### [DATA PROVIDED]

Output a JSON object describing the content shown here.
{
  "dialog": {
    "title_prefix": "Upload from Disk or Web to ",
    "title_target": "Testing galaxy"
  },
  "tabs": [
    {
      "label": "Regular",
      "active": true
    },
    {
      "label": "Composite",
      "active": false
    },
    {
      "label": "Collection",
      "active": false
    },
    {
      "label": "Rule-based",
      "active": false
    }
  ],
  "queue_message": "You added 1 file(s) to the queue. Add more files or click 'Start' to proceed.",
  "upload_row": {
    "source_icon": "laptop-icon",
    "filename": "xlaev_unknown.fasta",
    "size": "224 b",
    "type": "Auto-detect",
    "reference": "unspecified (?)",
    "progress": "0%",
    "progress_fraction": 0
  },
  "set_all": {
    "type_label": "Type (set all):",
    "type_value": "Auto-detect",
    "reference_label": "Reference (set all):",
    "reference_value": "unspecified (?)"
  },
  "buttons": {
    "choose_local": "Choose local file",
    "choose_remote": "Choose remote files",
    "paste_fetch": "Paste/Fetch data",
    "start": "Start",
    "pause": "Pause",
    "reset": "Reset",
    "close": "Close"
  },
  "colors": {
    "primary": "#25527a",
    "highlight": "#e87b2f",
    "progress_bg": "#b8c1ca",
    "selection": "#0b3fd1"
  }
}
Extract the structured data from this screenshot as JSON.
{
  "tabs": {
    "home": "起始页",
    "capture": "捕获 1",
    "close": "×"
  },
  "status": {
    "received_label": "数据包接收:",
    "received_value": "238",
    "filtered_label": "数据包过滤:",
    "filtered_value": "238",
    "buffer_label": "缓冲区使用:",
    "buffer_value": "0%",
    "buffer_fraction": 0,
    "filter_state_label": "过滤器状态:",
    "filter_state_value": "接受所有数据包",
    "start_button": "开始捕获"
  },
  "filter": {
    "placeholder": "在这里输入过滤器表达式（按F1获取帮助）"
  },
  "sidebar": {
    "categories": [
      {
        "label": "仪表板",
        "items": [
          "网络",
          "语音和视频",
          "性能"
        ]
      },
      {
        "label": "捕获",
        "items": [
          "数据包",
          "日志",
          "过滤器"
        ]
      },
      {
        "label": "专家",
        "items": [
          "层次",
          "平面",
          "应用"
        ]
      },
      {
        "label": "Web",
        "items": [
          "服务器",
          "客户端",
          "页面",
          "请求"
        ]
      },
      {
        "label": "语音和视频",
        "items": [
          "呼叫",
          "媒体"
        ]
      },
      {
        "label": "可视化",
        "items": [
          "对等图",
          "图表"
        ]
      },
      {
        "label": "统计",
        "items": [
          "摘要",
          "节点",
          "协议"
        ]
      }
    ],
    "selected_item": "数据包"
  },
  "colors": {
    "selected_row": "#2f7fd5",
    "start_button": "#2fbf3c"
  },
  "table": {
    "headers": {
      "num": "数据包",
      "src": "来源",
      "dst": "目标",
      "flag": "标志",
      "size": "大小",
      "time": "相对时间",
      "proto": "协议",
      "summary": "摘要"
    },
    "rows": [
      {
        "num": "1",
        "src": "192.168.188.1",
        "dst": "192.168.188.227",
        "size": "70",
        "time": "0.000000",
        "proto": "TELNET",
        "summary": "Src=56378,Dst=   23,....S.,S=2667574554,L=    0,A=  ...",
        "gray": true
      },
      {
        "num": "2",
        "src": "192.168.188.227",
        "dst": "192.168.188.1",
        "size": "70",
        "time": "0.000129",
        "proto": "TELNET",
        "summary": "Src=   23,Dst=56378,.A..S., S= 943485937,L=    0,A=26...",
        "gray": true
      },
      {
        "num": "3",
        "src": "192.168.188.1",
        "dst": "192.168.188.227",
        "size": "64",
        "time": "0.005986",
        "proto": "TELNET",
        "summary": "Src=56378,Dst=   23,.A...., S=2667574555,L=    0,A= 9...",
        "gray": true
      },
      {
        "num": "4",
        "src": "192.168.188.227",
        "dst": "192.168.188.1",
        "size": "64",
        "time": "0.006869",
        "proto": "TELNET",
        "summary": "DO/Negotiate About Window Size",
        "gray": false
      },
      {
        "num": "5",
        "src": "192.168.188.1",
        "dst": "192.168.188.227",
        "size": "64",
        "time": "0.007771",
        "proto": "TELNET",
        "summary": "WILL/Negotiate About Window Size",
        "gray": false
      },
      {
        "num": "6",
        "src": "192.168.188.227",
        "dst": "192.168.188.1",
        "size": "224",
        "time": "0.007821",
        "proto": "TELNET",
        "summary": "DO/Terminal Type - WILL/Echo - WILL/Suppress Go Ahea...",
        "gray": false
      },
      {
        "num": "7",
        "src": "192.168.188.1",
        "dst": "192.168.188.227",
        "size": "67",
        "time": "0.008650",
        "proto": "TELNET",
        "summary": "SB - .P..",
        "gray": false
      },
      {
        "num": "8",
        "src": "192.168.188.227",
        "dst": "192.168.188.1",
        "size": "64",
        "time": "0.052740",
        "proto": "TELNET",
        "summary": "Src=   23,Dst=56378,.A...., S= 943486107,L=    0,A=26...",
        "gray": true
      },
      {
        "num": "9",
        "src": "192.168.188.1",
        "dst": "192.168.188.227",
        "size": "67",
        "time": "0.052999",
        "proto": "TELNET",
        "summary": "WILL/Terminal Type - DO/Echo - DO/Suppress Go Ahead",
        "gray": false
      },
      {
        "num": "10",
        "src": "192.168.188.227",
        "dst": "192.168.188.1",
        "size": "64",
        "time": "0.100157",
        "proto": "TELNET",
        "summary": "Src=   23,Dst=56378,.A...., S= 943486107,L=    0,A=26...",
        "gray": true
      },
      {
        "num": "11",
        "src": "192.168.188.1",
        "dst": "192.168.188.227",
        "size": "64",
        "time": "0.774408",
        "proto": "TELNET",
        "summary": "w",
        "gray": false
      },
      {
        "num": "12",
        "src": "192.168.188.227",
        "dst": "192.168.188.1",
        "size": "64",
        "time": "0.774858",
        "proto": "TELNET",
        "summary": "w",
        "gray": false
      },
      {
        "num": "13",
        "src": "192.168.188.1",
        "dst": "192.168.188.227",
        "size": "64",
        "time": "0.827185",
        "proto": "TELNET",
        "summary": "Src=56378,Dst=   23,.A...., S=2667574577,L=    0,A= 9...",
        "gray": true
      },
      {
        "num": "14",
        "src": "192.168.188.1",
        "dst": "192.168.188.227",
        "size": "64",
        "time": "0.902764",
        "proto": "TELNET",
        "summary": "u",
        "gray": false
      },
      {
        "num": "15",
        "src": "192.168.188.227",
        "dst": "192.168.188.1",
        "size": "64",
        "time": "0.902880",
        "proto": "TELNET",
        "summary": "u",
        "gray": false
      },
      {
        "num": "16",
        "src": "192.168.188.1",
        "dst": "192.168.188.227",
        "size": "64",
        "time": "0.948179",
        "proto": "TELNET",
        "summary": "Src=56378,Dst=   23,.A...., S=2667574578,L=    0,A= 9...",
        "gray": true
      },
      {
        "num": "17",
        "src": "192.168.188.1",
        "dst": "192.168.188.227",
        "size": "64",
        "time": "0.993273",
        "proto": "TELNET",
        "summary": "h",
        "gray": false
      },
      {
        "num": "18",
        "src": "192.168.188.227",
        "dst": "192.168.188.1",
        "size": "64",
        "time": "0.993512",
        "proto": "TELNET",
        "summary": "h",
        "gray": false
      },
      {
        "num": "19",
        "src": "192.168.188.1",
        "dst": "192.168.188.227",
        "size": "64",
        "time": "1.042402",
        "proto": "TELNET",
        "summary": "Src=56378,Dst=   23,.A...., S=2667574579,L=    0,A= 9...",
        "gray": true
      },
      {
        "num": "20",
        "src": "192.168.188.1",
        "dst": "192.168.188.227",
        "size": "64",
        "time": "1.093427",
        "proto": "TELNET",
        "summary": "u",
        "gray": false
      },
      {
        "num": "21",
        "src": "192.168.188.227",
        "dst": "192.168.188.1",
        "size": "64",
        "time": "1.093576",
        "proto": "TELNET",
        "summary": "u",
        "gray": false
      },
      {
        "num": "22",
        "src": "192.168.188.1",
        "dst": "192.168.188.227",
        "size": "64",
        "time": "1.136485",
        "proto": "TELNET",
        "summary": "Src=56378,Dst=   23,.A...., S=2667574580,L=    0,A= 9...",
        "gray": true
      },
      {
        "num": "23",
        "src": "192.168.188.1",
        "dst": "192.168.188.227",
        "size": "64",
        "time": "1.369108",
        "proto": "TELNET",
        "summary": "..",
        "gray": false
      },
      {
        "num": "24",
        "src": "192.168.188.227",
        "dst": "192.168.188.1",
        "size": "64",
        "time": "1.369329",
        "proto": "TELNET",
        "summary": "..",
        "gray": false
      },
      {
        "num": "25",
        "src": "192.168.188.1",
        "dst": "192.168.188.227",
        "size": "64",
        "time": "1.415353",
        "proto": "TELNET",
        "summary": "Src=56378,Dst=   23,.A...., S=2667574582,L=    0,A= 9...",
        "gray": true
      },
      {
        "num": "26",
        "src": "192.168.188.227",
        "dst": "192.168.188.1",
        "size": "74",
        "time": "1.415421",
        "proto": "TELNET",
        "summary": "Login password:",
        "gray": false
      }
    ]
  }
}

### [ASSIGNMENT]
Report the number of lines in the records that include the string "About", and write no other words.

### [SOLUTION FOR THIS TASK]
2